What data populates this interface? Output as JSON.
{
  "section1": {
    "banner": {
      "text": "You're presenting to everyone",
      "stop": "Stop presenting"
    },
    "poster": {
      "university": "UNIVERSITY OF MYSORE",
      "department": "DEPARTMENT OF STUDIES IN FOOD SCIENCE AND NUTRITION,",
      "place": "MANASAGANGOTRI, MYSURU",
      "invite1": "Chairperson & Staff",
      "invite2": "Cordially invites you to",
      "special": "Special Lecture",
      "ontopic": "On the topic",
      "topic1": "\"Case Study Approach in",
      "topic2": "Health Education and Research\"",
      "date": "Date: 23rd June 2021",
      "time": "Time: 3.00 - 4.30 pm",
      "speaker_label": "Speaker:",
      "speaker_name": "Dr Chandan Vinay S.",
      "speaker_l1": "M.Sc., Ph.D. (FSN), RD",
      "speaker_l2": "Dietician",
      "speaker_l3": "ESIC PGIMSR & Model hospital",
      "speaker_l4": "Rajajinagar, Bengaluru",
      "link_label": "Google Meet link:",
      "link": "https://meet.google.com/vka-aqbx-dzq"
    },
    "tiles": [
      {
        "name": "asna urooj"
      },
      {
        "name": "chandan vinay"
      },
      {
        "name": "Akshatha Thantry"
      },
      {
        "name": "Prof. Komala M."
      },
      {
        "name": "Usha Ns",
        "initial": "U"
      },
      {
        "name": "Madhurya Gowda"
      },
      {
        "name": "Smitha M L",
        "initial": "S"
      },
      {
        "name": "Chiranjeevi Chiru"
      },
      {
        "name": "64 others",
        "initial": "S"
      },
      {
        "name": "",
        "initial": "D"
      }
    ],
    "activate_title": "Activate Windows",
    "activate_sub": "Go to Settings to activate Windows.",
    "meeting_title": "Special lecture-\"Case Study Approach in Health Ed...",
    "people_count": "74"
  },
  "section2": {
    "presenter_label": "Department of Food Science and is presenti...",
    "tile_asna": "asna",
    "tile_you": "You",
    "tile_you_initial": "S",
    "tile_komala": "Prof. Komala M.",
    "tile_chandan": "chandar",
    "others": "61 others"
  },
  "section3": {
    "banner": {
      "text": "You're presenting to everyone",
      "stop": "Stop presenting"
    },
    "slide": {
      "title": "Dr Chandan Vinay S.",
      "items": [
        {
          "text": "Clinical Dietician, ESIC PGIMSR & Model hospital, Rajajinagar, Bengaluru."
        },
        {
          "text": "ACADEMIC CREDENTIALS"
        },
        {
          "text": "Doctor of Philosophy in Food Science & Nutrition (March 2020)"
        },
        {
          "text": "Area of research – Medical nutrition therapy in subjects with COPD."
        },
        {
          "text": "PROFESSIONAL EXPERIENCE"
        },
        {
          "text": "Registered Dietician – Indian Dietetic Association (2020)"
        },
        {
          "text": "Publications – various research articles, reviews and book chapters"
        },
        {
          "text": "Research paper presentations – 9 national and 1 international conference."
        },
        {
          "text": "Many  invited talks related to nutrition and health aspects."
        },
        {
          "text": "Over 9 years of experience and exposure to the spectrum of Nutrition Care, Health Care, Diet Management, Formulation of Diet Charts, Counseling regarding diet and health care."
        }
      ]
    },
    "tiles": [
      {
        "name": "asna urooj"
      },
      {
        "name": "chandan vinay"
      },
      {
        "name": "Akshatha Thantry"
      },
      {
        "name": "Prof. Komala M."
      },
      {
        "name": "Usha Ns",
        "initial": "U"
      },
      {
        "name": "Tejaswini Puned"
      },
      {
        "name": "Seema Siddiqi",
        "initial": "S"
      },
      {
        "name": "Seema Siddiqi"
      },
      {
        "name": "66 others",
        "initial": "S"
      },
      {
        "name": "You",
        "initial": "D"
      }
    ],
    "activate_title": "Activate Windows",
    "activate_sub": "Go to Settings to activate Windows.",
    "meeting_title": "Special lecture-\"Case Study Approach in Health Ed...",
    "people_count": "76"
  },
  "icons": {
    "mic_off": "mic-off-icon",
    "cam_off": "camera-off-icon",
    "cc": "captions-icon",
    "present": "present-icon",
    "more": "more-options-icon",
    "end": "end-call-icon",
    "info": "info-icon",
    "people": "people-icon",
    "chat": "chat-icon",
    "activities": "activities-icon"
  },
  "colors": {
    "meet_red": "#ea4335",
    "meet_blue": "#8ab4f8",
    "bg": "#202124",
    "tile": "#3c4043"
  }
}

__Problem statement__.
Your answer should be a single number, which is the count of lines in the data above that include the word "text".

__Your solution__.
12